Required work: Omit all pictures, then retype the data exactly as given.

Given records:
>>>>
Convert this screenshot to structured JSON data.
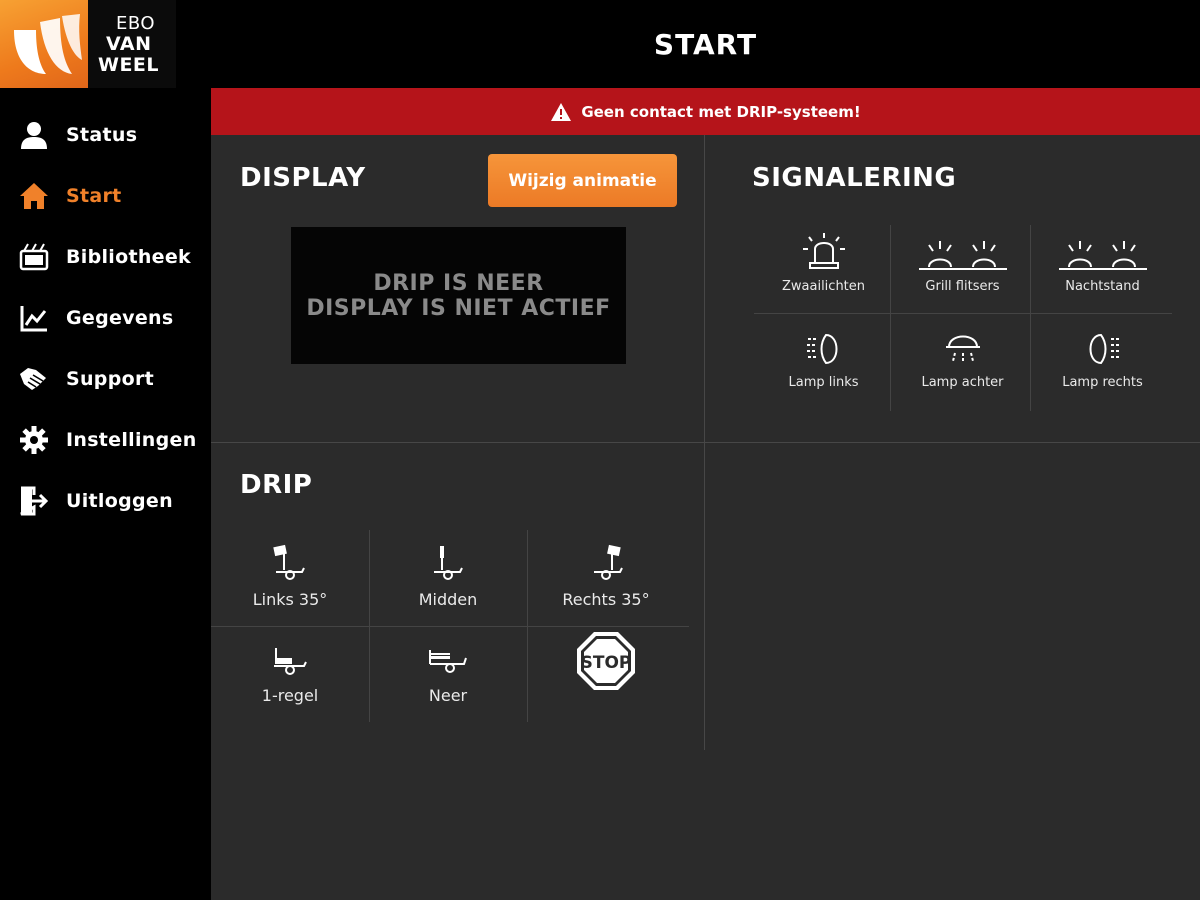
{
  "brand": {
    "line1": "EBO",
    "line2": "VAN",
    "line3": "WEEL"
  },
  "header": {
    "title": "START"
  },
  "alert": {
    "text": "Geen contact met DRIP-systeem!"
  },
  "sidebar": {
    "items": [
      {
        "label": "Status",
        "icon": "user-icon",
        "active": false
      },
      {
        "label": "Start",
        "icon": "home-icon",
        "active": true
      },
      {
        "label": "Bibliotheek",
        "icon": "library-icon",
        "active": false
      },
      {
        "label": "Gegevens",
        "icon": "chart-icon",
        "active": false
      },
      {
        "label": "Support",
        "icon": "handshake-icon",
        "active": false
      },
      {
        "label": "Instellingen",
        "icon": "gear-icon",
        "active": false
      },
      {
        "label": "Uitloggen",
        "icon": "logout-icon",
        "active": false
      }
    ]
  },
  "display": {
    "title": "DISPLAY",
    "button_label": "Wijzig animatie",
    "screen_line1": "DRIP IS NEER",
    "screen_line2": "DISPLAY IS NIET ACTIEF"
  },
  "signalering": {
    "title": "SIGNALERING",
    "items": [
      {
        "label": "Zwaailichten",
        "icon": "beacon-icon"
      },
      {
        "label": "Grill flitsers",
        "icon": "grill-flash-icon"
      },
      {
        "label": "Nachtstand",
        "icon": "night-mode-icon"
      },
      {
        "label": "Lamp links",
        "icon": "lamp-left-icon"
      },
      {
        "label": "Lamp achter",
        "icon": "lamp-rear-icon"
      },
      {
        "label": "Lamp rechts",
        "icon": "lamp-right-icon"
      }
    ]
  },
  "drip": {
    "title": "DRIP",
    "items": [
      {
        "label": "Links 35°",
        "icon": "drip-left-icon"
      },
      {
        "label": "Midden",
        "icon": "drip-middle-icon"
      },
      {
        "label": "Rechts 35°",
        "icon": "drip-right-icon"
      },
      {
        "label": "1-regel",
        "icon": "drip-one-line-icon"
      },
      {
        "label": "Neer",
        "icon": "drip-down-icon"
      },
      {
        "label": "STOP",
        "icon": "stop-sign-icon"
      }
    ]
  },
  "colors": {
    "accent": "#f0812a",
    "alert": "#b5141a",
    "panel": "#2b2b2b"
  }
}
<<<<
Expected output:
Convert this screenshot to structured JSON data.
{
  "brand": {
    "line1": "EBO",
    "line2": "VAN",
    "line3": "WEEL"
  },
  "header": {
    "title": "START"
  },
  "alert": {
    "text": "Geen contact met DRIP-systeem!"
  },
  "sidebar": {
    "items": [
      {
        "label": "Status",
        "icon": "user-icon",
        "active": false
      },
      {
        "label": "Start",
        "icon": "home-icon",
        "active": true
      },
      {
        "label": "Bibliotheek",
        "icon": "library-icon",
        "active": false
      },
      {
        "label": "Gegevens",
        "icon": "chart-icon",
        "active": false
      },
      {
        "label": "Support",
        "icon": "handshake-icon",
        "active": false
      },
      {
        "label": "Instellingen",
        "icon": "gear-icon",
        "active": false
      },
      {
        "label": "Uitloggen",
        "icon": "logout-icon",
        "active": false
      }
    ]
  },
  "display": {
    "title": "DISPLAY",
    "button_label": "Wijzig animatie",
    "screen_line1": "DRIP IS NEER",
    "screen_line2": "DISPLAY IS NIET ACTIEF"
  },
  "signalering": {
    "title": "SIGNALERING",
    "items": [
      {
        "label": "Zwaailichten",
        "icon": "beacon-icon"
      },
      {
        "label": "Grill flitsers",
        "icon": "grill-flash-icon"
      },
      {
        "label": "Nachtstand",
        "icon": "night-mode-icon"
      },
      {
        "label": "Lamp links",
        "icon": "lamp-left-icon"
      },
      {
        "label": "Lamp achter",
        "icon": "lamp-rear-icon"
      },
      {
        "label": "Lamp rechts",
        "icon": "lamp-right-icon"
      }
    ]
  },
  "drip": {
    "title": "DRIP",
    "items": [
      {
        "label": "Links 35°",
        "icon": "drip-left-icon"
      },
      {
        "label": "Midden",
        "icon": "drip-middle-icon"
      },
      {
        "label": "Rechts 35°",
        "icon": "drip-right-icon"
      },
      {
        "label": "1-regel",
        "icon": "drip-one-line-icon"
      },
      {
        "label": "Neer",
        "icon": "drip-down-icon"
      },
      {
        "label": "STOP",
        "icon": "stop-sign-icon"
      }
    ]
  },
  "colors": {
    "accent": "#f0812a",
    "alert": "#b5141a",
    "panel": "#2b2b2b"
  }
}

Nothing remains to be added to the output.